The current, court approved counselling program is the men's behaviour change program.
Men's behaviour change programs provide group based-counselling for men who have used violence against their family.
The program includes 20 group-counselling sessions that the respondent completes over several months. The program also offers support and safety planning for the people affected by the respondent’s violence.
Who is eligible for counselling?
A respondent may be eligible for the men’s behaviour change program if their matter has been heard at a Specialist Family Violence Court, and they are:
- the respondent to a final family violence intervention order
- 18 years or older, and
- the current or former intimate partner of a female affected family member named on a final family violence intervention order.
How is a counselling order made?
Assessing if a respondent is eligible for counselling
A magistrate can make a counselling order after making a final FVIO.
First, the magistrate must check if a respondent is suitable for counselling. The court calls this an eligibility assessment.

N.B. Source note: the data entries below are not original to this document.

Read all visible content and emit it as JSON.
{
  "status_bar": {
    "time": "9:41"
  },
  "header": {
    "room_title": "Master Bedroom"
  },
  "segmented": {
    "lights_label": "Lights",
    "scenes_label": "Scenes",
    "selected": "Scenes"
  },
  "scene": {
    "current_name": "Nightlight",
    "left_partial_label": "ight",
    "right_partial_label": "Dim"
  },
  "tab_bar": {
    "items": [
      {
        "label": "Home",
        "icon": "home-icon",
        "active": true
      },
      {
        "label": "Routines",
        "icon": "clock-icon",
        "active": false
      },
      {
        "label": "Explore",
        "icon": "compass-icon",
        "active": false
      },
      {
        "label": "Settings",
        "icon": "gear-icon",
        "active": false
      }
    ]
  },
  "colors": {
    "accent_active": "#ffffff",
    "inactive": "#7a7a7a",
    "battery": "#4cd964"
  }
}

The magistrate will order the respondent to go to an eligibility assessment interview with a family violence respondent practitioner.
The court will give the respondent a Notice to Respondent to Attend Eligibility Assessment that will tell the respondent
· when and where to attend the interview, and
· when to return to court for the magistrate’s decision.
The respondent must go to the interview. The police can charge the respondent with an offence if they do not attend.
The eligibility assessment interview can be online or in-person. It will usually take place on the same day that the magistrate makes the order.
At the interview, the family violence practitioner will ask the respondent personal questions to check if they are suitable for counselling. After the interview, the practitioner will give a report to the magistrate that will say whether the respondent is eligible for counselling.
The court will also give the respondent a copy of the report.
Making a counselling order
After the eligibility assessment interview, the respondent will return to the courtroom for the magistrate’s decision.
If the respondent is eligible for counselling, the magistrate will make a counselling order.
· why the magistrate has ordered counselling, and
· what they must do next.
The magistrate can still make a counselling order if the respondent does not return to the courtroom.
Obeying the counselling order
The respondent must do what it says in the Notice to Respondent to Attend Counselling.
This includes attending all counselling sessions
· included on the notice and
· scheduled by the counselling provider.
The police can charge the respondent with a criminal offence if they do not attend counselling.
Go to the intervention order breaches page for more information on penalties.
Support for respondents during counselling
Counselling is an opportunity for a respondent to make positive, lasting changes to their behaviour. The counselling provider and the court’s family violence respondent practitioner can support the respondent while they complete counselling and help them comply with the counselling order.
Changing a counselling order
The respondent can ask the court to change a counselling order (vary) or cancel a counselling order (revoke) if:
· their personal situation has changed, and
· those changes mean they cannot complete counselling.
A magistrate can vary or revoke a counselling order in limited circumstances. The court recommends that a respondent talks to the counselling provider about changing a counselling order.
For more information on counselling orders or court-approved counselling programs, contact your nearest Specialist Family Violence Court.
This is not a full list of legislation associated with this topic. See the Victorian Government's legislation website for more information.